• [Problem description]
Retype the records exactly.

** Supplied records follows **

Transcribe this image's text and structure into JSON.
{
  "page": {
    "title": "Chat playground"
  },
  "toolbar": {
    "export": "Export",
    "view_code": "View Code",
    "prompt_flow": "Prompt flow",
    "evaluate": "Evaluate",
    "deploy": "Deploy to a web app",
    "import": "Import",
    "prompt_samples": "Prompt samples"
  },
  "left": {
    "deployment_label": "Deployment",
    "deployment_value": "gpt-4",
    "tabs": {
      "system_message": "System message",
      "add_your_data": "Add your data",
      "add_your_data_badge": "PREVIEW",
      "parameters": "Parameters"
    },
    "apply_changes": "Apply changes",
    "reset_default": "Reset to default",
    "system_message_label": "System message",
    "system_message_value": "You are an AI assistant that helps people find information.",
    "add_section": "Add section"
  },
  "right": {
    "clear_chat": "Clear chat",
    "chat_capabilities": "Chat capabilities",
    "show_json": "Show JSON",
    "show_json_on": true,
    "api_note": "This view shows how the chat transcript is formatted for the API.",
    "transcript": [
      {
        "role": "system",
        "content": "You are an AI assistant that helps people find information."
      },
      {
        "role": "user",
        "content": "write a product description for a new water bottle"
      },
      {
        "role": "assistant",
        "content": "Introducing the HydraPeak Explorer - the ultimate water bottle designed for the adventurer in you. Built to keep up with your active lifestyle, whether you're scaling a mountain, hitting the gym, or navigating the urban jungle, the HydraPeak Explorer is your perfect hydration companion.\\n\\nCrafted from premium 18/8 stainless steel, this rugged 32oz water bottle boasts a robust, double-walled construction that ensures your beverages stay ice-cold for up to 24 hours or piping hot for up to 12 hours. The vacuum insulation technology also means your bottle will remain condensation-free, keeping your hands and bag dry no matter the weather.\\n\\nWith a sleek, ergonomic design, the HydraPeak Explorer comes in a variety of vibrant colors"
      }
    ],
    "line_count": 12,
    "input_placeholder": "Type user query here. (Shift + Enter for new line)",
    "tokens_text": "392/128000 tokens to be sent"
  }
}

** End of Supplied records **

• [Result of the task]
Transcribe this image's text and structure into JSON.
{
  "page": {
    "title": "Chat playground"
  },
  "toolbar": {
    "export": "Export",
    "view_code": "View Code",
    "prompt_flow": "Prompt flow",
    "evaluate": "Evaluate",
    "deploy": "Deploy to a web app",
    "import": "Import",
    "prompt_samples": "Prompt samples"
  },
  "left": {
    "deployment_label": "Deployment",
    "deployment_value": "gpt-4",
    "tabs": {
      "system_message": "System message",
      "add_your_data": "Add your data",
      "add_your_data_badge": "PREVIEW",
      "parameters": "Parameters"
    },
    "apply_changes": "Apply changes",
    "reset_default": "Reset to default",
    "system_message_label": "System message",
    "system_message_value": "You are an AI assistant that helps people find information.",
    "add_section": "Add section"
  },
  "right": {
    "clear_chat": "Clear chat",
    "chat_capabilities": "Chat capabilities",
    "show_json": "Show JSON",
    "show_json_on": true,
    "api_note": "This view shows how the chat transcript is formatted for the API.",
    "transcript": [
      {
        "role": "system",
        "content": "You are an AI assistant that helps people find information."
      },
      {
        "role": "user",
        "content": "write a product description for a new water bottle"
      },
      {
        "role": "assistant",
        "content": "Introducing the HydraPeak Explorer - the ultimate water bottle designed for the adventurer in you. Built to keep up with your active lifestyle, whether you're scaling a mountain, hitting the gym, or navigating the urban jungle, the HydraPeak Explorer is your perfect hydration companion.\\n\\nCrafted from premium 18/8 stainless steel, this rugged 32oz water bottle boasts a robust, double-walled construction that ensures your beverages stay ice-cold for up to 24 hours or piping hot for up to 12 hours. The vacuum insulation technology also means your bottle will remain condensation-free, keeping your hands and bag dry no matter the weather.\\n\\nWith a sleek, ergonomic design, the HydraPeak Explorer comes in a variety of vibrant colors"
      }
    ],
    "line_count": 12,
    "input_placeholder": "Type user query here. (Shift + Enter for new line)",
    "tokens_text": "392/128000 tokens to be sent"
  }
}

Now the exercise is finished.